§ About this exercise:
Within the material below, find each line bearing the word "java" and present it.

--------------------------------

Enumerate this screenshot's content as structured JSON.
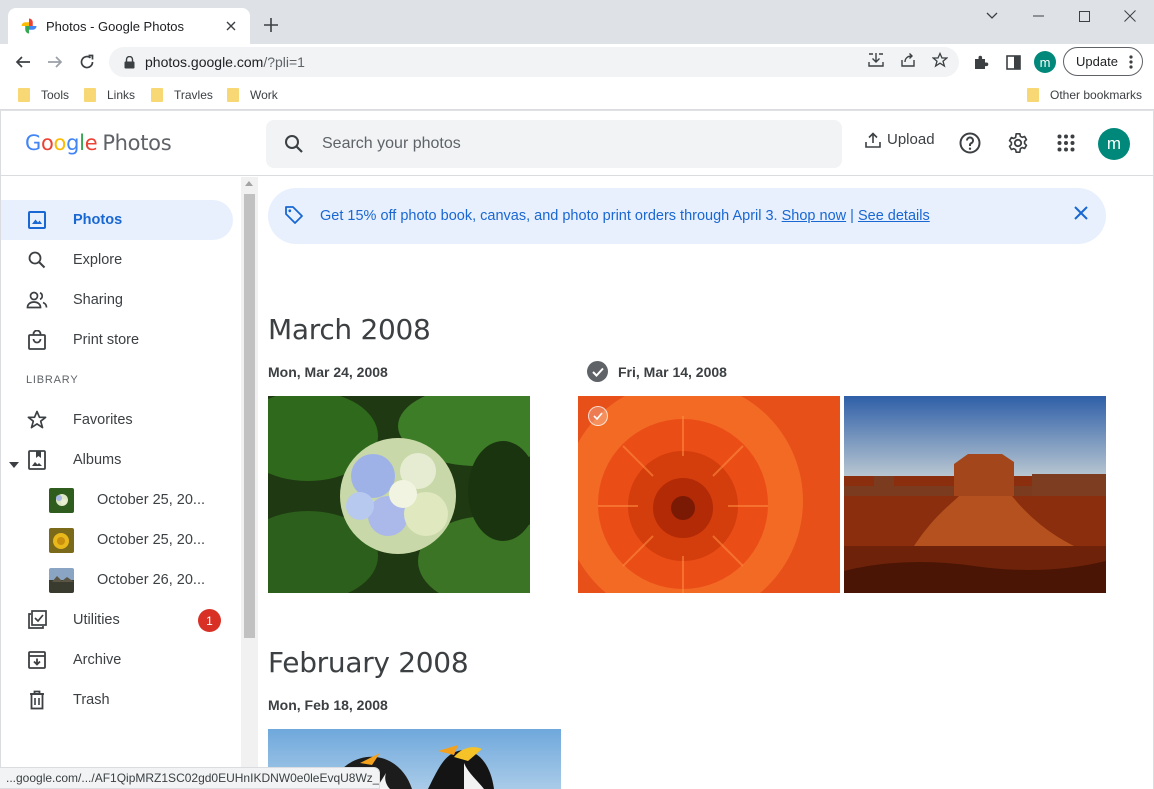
{
  "browser": {
    "tab_title": "Photos - Google Photos",
    "url_main": "photos.google.com",
    "url_rest": "/?pli=1",
    "profile_initial": "m",
    "update_label": "Update",
    "bookmarks": [
      "Tools",
      "Links",
      "Travles",
      "Work"
    ],
    "other_bookmarks": "Other bookmarks",
    "status_url": "...google.com/.../AF1QipMRZ1SC02gd0EUHnIKDNW0e0leEvqU8Wz_..."
  },
  "header": {
    "logo_word": "Google",
    "logo_product": "Photos",
    "search_placeholder": "Search your photos",
    "upload_label": "Upload",
    "avatar_initial": "m"
  },
  "sidebar": {
    "items": [
      {
        "label": "Photos",
        "icon": "photo-icon",
        "active": true
      },
      {
        "label": "Explore",
        "icon": "search-icon"
      },
      {
        "label": "Sharing",
        "icon": "people-icon"
      },
      {
        "label": "Print store",
        "icon": "shopping-bag-icon"
      }
    ],
    "library_heading": "LIBRARY",
    "library": [
      {
        "label": "Favorites",
        "icon": "star-icon"
      },
      {
        "label": "Albums",
        "icon": "album-icon"
      }
    ],
    "albums": [
      {
        "label": "October 25, 20..."
      },
      {
        "label": "October 25, 20..."
      },
      {
        "label": "October 26, 20..."
      }
    ],
    "bottom": [
      {
        "label": "Utilities",
        "icon": "utilities-icon",
        "badge": "1"
      },
      {
        "label": "Archive",
        "icon": "archive-icon"
      },
      {
        "label": "Trash",
        "icon": "trash-icon"
      }
    ]
  },
  "promo": {
    "text": "Get 15% off photo book, canvas, and photo print orders through April 3.",
    "shop_link": "Shop now",
    "separator": "|",
    "details_link": "See details"
  },
  "sections": [
    {
      "month": "March 2008",
      "days": [
        {
          "date": "Mon, Mar 24, 2008",
          "photos": [
            "hydrangea"
          ]
        },
        {
          "date": "Fri, Mar 14, 2008",
          "selected": true,
          "photos": [
            "chrysanthemum",
            "desert"
          ]
        }
      ]
    },
    {
      "month": "February 2008",
      "days": [
        {
          "date": "Mon, Feb 18, 2008",
          "photos": [
            "penguins"
          ]
        }
      ]
    }
  ],
  "colors": {
    "accent": "#1967d2",
    "active_bg": "#e8f0fe",
    "avatar": "#00897b",
    "badge": "#d93025"
  }
}
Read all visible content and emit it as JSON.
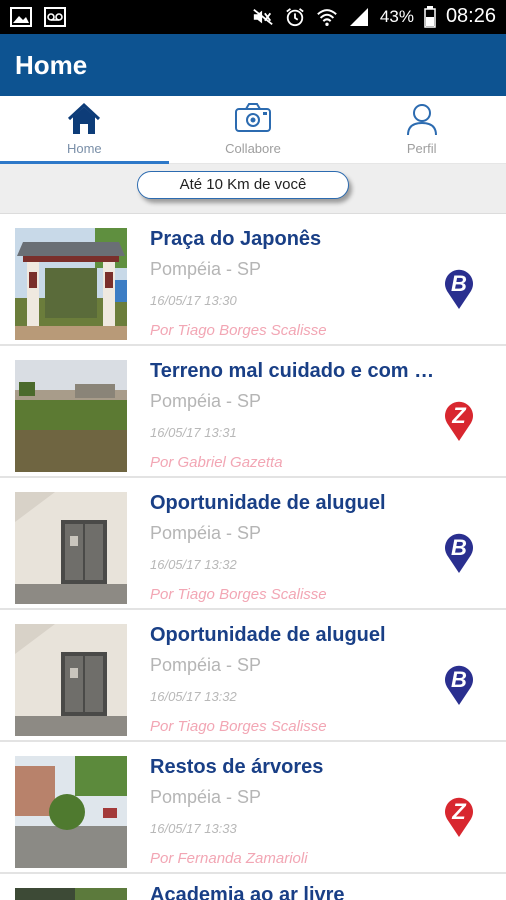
{
  "status_bar": {
    "battery": "43%",
    "time": "08:26"
  },
  "app_bar": {
    "title": "Home"
  },
  "tabs": [
    {
      "label": "Home",
      "icon": "home-icon",
      "active": true
    },
    {
      "label": "Collabore",
      "icon": "camera-icon",
      "active": false
    },
    {
      "label": "Perfil",
      "icon": "profile-icon",
      "active": false
    }
  ],
  "filter": {
    "label": "Até 10 Km de você"
  },
  "colors": {
    "primary": "#0d5391",
    "title": "#193f86",
    "author": "#f2a6b4",
    "marker_blue": "#2a2f8f",
    "marker_red": "#d8272f"
  },
  "items": [
    {
      "title": "Praça do Japonês",
      "location": "Pompéia - SP",
      "date": "16/05/17 13:30",
      "author": "Por Tiago Borges Scalisse",
      "marker": "b-marker-icon"
    },
    {
      "title": "Terreno mal cuidado e com mato alto",
      "location": "Pompéia - SP",
      "date": "16/05/17 13:31",
      "author": "Por Gabriel Gazetta",
      "marker": "z-marker-icon"
    },
    {
      "title": "Oportunidade de aluguel",
      "location": "Pompéia - SP",
      "date": "16/05/17 13:32",
      "author": "Por Tiago Borges Scalisse",
      "marker": "b-marker-icon"
    },
    {
      "title": "Oportunidade de aluguel",
      "location": "Pompéia - SP",
      "date": "16/05/17 13:32",
      "author": "Por Tiago Borges Scalisse",
      "marker": "b-marker-icon"
    },
    {
      "title": "Restos de árvores",
      "location": "Pompéia - SP",
      "date": "16/05/17 13:33",
      "author": "Por Fernanda Zamarioli",
      "marker": "z-marker-icon"
    },
    {
      "title": "Academia ao ar livre"
    }
  ]
}
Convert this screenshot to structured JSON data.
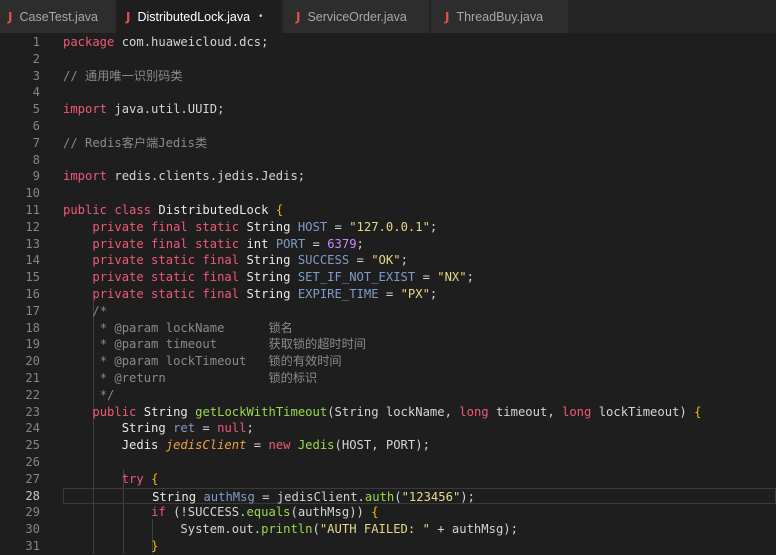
{
  "tabs": [
    {
      "label": "CaseTest.java",
      "active": false,
      "modified": false
    },
    {
      "label": "DistributedLock.java",
      "active": true,
      "modified": true
    },
    {
      "label": "ServiceOrder.java",
      "active": false,
      "modified": false
    },
    {
      "label": "ThreadBuy.java",
      "active": false,
      "modified": false
    }
  ],
  "tab_icon_glyph": "J",
  "modified_glyph": "•",
  "current_line": 28,
  "lines": [
    {
      "n": "1",
      "tokens": [
        [
          "k",
          "package"
        ],
        [
          "p",
          " com.huaweicloud.dcs;"
        ]
      ]
    },
    {
      "n": "2",
      "tokens": []
    },
    {
      "n": "3",
      "tokens": [
        [
          "c",
          "// 通用唯一识别码类"
        ]
      ]
    },
    {
      "n": "4",
      "tokens": []
    },
    {
      "n": "5",
      "tokens": [
        [
          "k",
          "import"
        ],
        [
          "p",
          " java.util.UUID;"
        ]
      ]
    },
    {
      "n": "6",
      "tokens": []
    },
    {
      "n": "7",
      "tokens": [
        [
          "c",
          "// Redis客户端Jedis类"
        ]
      ]
    },
    {
      "n": "8",
      "tokens": []
    },
    {
      "n": "9",
      "tokens": [
        [
          "k",
          "import"
        ],
        [
          "p",
          " redis.clients.jedis.Jedis;"
        ]
      ]
    },
    {
      "n": "10",
      "tokens": []
    },
    {
      "n": "11",
      "tokens": [
        [
          "k",
          "public class"
        ],
        [
          "p",
          " "
        ],
        [
          "cl",
          "DistributedLock"
        ],
        [
          "p",
          " "
        ],
        [
          "b",
          "{"
        ]
      ]
    },
    {
      "n": "12",
      "tokens": [
        [
          "p",
          "    "
        ],
        [
          "k",
          "private final static"
        ],
        [
          "p",
          " "
        ],
        [
          "t",
          "String"
        ],
        [
          "p",
          " "
        ],
        [
          "v",
          "HOST"
        ],
        [
          "p",
          " = "
        ],
        [
          "s",
          "\"127.0.0.1\""
        ],
        [
          "p",
          ";"
        ]
      ]
    },
    {
      "n": "13",
      "tokens": [
        [
          "p",
          "    "
        ],
        [
          "k",
          "private final static"
        ],
        [
          "p",
          " "
        ],
        [
          "t",
          "int"
        ],
        [
          "p",
          " "
        ],
        [
          "v",
          "PORT"
        ],
        [
          "p",
          " = "
        ],
        [
          "n",
          "6379"
        ],
        [
          "p",
          ";"
        ]
      ]
    },
    {
      "n": "14",
      "tokens": [
        [
          "p",
          "    "
        ],
        [
          "k",
          "private static final"
        ],
        [
          "p",
          " "
        ],
        [
          "t",
          "String"
        ],
        [
          "p",
          " "
        ],
        [
          "v",
          "SUCCESS"
        ],
        [
          "p",
          " = "
        ],
        [
          "s",
          "\"OK\""
        ],
        [
          "p",
          ";"
        ]
      ]
    },
    {
      "n": "15",
      "tokens": [
        [
          "p",
          "    "
        ],
        [
          "k",
          "private static final"
        ],
        [
          "p",
          " "
        ],
        [
          "t",
          "String"
        ],
        [
          "p",
          " "
        ],
        [
          "v",
          "SET_IF_NOT_EXIST"
        ],
        [
          "p",
          " = "
        ],
        [
          "s",
          "\"NX\""
        ],
        [
          "p",
          ";"
        ]
      ]
    },
    {
      "n": "16",
      "tokens": [
        [
          "p",
          "    "
        ],
        [
          "k",
          "private static final"
        ],
        [
          "p",
          " "
        ],
        [
          "t",
          "String"
        ],
        [
          "p",
          " "
        ],
        [
          "v",
          "EXPIRE_TIME"
        ],
        [
          "p",
          " = "
        ],
        [
          "s",
          "\"PX\""
        ],
        [
          "p",
          ";"
        ]
      ]
    },
    {
      "n": "17",
      "tokens": [
        [
          "p",
          "    "
        ],
        [
          "c",
          "/*"
        ]
      ]
    },
    {
      "n": "18",
      "tokens": [
        [
          "p",
          "    "
        ],
        [
          "c",
          " * @param lockName      锁名"
        ]
      ]
    },
    {
      "n": "19",
      "tokens": [
        [
          "p",
          "    "
        ],
        [
          "c",
          " * @param timeout       获取锁的超时时间"
        ]
      ]
    },
    {
      "n": "20",
      "tokens": [
        [
          "p",
          "    "
        ],
        [
          "c",
          " * @param lockTimeout   锁的有效时间"
        ]
      ]
    },
    {
      "n": "21",
      "tokens": [
        [
          "p",
          "    "
        ],
        [
          "c",
          " * @return              锁的标识"
        ]
      ]
    },
    {
      "n": "22",
      "tokens": [
        [
          "p",
          "    "
        ],
        [
          "c",
          " */"
        ]
      ]
    },
    {
      "n": "23",
      "tokens": [
        [
          "p",
          "    "
        ],
        [
          "k",
          "public"
        ],
        [
          "p",
          " "
        ],
        [
          "t",
          "String"
        ],
        [
          "p",
          " "
        ],
        [
          "f",
          "getLockWithTimeout"
        ],
        [
          "p",
          "(String lockName, "
        ],
        [
          "k",
          "long"
        ],
        [
          "p",
          " timeout, "
        ],
        [
          "k",
          "long"
        ],
        [
          "p",
          " lockTimeout) "
        ],
        [
          "b",
          "{"
        ]
      ]
    },
    {
      "n": "24",
      "tokens": [
        [
          "p",
          "        "
        ],
        [
          "t",
          "String"
        ],
        [
          "p",
          " "
        ],
        [
          "v",
          "ret"
        ],
        [
          "p",
          " = "
        ],
        [
          "k",
          "null"
        ],
        [
          "p",
          ";"
        ]
      ]
    },
    {
      "n": "25",
      "tokens": [
        [
          "p",
          "        "
        ],
        [
          "t",
          "Jedis"
        ],
        [
          "p",
          " "
        ],
        [
          "i",
          "jedisClient"
        ],
        [
          "p",
          " = "
        ],
        [
          "k",
          "new"
        ],
        [
          "p",
          " "
        ],
        [
          "f",
          "Jedis"
        ],
        [
          "p",
          "(HOST, PORT);"
        ]
      ]
    },
    {
      "n": "26",
      "tokens": []
    },
    {
      "n": "27",
      "tokens": [
        [
          "p",
          "        "
        ],
        [
          "k",
          "try"
        ],
        [
          "p",
          " "
        ],
        [
          "b",
          "{"
        ]
      ]
    },
    {
      "n": "28",
      "tokens": [
        [
          "p",
          "            "
        ],
        [
          "t",
          "String"
        ],
        [
          "p",
          " "
        ],
        [
          "v",
          "authMsg"
        ],
        [
          "p",
          " = jedisClient."
        ],
        [
          "f",
          "auth"
        ],
        [
          "p",
          "("
        ],
        [
          "s",
          "\"123456\""
        ],
        [
          "p",
          ");"
        ]
      ]
    },
    {
      "n": "29",
      "tokens": [
        [
          "p",
          "            "
        ],
        [
          "k",
          "if"
        ],
        [
          "p",
          " (!SUCCESS."
        ],
        [
          "f",
          "equals"
        ],
        [
          "p",
          "(authMsg)) "
        ],
        [
          "b",
          "{"
        ]
      ]
    },
    {
      "n": "30",
      "tokens": [
        [
          "p",
          "                System.out."
        ],
        [
          "f",
          "println"
        ],
        [
          "p",
          "("
        ],
        [
          "s",
          "\"AUTH FAILED: \""
        ],
        [
          "p",
          " + authMsg);"
        ]
      ]
    },
    {
      "n": "31",
      "tokens": [
        [
          "p",
          "            "
        ],
        [
          "b",
          "}"
        ]
      ]
    }
  ]
}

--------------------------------

§ Response below:
      "label": "CaseTest.java",
      "label": "DistributedLock.java",
      "label": "ServiceOrder.java",
      "label": "ThreadBuy.java",
          " java.util.UUID;"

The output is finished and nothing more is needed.